Twenty-year-old twin brothers Thomas Edward Hunter and Alexander John Hunter, both from the United Kingdom, have been running a sophisticated fraud scheme by relying on a so-called “stick picking robot” that allegedly knew how to identify penny stocks that would suddenly grow in value.
The US Securities and Exchange Commission (SEC) filed a complaint against the two, accusing them of running the elaborate plot ever since they were 16 of age.
During this time, it’s believed that they defrauded around 75,000 investors, mostly from the United States, from which they gained around $1.2 million (912,000 EUR), representing annual subscriptions.
Most of the victims paid a $47 (35 EUR) annual fee, but some also got fooled into purchasing the home version of the robot called “Marl,” a combination of the names of two fictitious investors, Michael Cohen and Carl Williamson.
On the sites they used to advertise the miracle robot, doublingstocks.com and daytradingrobot.com, the defendants claimed that Marl was a highly complex piece of software that made predictions based on statistically driven analysis.
To make everything even more legitimate-looking, the suspects claimed that one of the investors, Cohen, was the one that developed the Global Alpha computer stock trading model for Goldman Sachs.
“The defendants' claims about the Marl newsletter and software were untrue. In truth, the newsletters and software sold by the defendants neither contained nor performed any real analysis of securities or their trading patterns. The stocks ‘recommended’ by the newsletters and software were simply those that promoters had paid the defendants to tout,” the complaint reads.
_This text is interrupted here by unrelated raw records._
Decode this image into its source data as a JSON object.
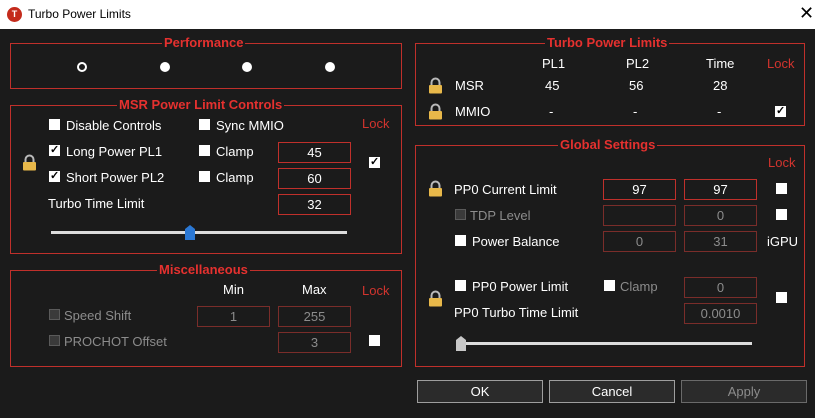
{
  "window": {
    "title": "Turbo Power Limits",
    "app_icon_letter": "T"
  },
  "performance": {
    "title": "Performance",
    "selected_index": 0,
    "options": 4
  },
  "msr": {
    "title": "MSR Power Limit Controls",
    "disable_controls": {
      "label": "Disable Controls",
      "checked": false
    },
    "sync_mmio": {
      "label": "Sync MMIO",
      "checked": false
    },
    "lock_label": "Lock",
    "lock_checked": true,
    "long_power": {
      "label": "Long Power PL1",
      "checked": true,
      "clamp_label": "Clamp",
      "clamp_checked": false,
      "value": "45"
    },
    "short_power": {
      "label": "Short Power PL2",
      "checked": true,
      "clamp_label": "Clamp",
      "clamp_checked": false,
      "value": "60"
    },
    "turbo_time": {
      "label": "Turbo Time Limit",
      "value": "32"
    },
    "slider_fraction": 0.47
  },
  "misc": {
    "title": "Miscellaneous",
    "min_label": "Min",
    "max_label": "Max",
    "lock_label": "Lock",
    "speed_shift": {
      "label": "Speed Shift",
      "min": "1",
      "max": "255"
    },
    "prochot": {
      "label": "PROCHOT Offset",
      "value": "3"
    }
  },
  "turbo_limits": {
    "title": "Turbo Power Limits",
    "headers": {
      "pl1": "PL1",
      "pl2": "PL2",
      "time": "Time",
      "lock": "Lock"
    },
    "msr_row": {
      "label": "MSR",
      "pl1": "45",
      "pl2": "56",
      "time": "28"
    },
    "mmio_row": {
      "label": "MMIO",
      "pl1": "-",
      "pl2": "-",
      "time": "-",
      "lock_checked": true
    }
  },
  "global": {
    "title": "Global Settings",
    "lock_label": "Lock",
    "pp0_current": {
      "label": "PP0 Current Limit",
      "value1": "97",
      "value2": "97"
    },
    "tdp_level": {
      "label": "TDP Level",
      "value1": "",
      "value2": "0"
    },
    "power_balance": {
      "label": "Power Balance",
      "value1": "0",
      "value2": "31",
      "suffix": "iGPU"
    },
    "pp0_power": {
      "label": "PP0 Power Limit",
      "clamp_label": "Clamp",
      "value": "0"
    },
    "pp0_turbo": {
      "label": "PP0 Turbo Time Limit",
      "value": "0.0010"
    },
    "slider_fraction": 0.0
  },
  "buttons": {
    "ok": "OK",
    "cancel": "Cancel",
    "apply": "Apply"
  },
  "colors": {
    "accent_red": "#e5312f",
    "background": "#1b1b1b",
    "lock_gold": "#e8b84a"
  }
}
A simple search via Google shows that a lot of people were questioning the service’s legitimacy, but there were also a lot of individuals who got scammed.
Remember! If it sounds too good to be true, it probably is.